### Assignment
Copy whichever lines of the data hold the word "arrow".

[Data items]
• • • • • • •

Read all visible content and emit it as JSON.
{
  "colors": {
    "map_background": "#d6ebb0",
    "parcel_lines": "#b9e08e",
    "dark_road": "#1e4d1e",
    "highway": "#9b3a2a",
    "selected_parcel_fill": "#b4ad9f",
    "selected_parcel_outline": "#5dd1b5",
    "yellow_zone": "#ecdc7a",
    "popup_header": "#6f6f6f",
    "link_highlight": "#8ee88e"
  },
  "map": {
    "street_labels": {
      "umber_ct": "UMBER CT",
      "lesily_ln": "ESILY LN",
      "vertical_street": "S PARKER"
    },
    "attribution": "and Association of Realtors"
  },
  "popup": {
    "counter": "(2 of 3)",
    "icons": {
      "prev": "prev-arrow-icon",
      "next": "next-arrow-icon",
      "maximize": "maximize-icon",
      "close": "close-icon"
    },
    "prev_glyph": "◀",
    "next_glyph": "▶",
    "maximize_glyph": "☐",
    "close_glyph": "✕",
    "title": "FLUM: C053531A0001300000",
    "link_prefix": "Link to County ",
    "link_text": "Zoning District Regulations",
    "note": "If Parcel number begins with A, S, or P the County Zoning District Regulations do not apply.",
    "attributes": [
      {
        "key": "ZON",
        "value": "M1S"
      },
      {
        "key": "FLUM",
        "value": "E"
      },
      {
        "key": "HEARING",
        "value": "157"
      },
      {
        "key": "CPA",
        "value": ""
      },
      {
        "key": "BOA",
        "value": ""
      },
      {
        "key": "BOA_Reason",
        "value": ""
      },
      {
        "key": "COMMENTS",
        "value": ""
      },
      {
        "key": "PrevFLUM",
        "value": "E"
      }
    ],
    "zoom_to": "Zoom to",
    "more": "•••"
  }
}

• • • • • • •

### Solution
      "prev": "prev-arrow-icon",
      "next": "next-arrow-icon",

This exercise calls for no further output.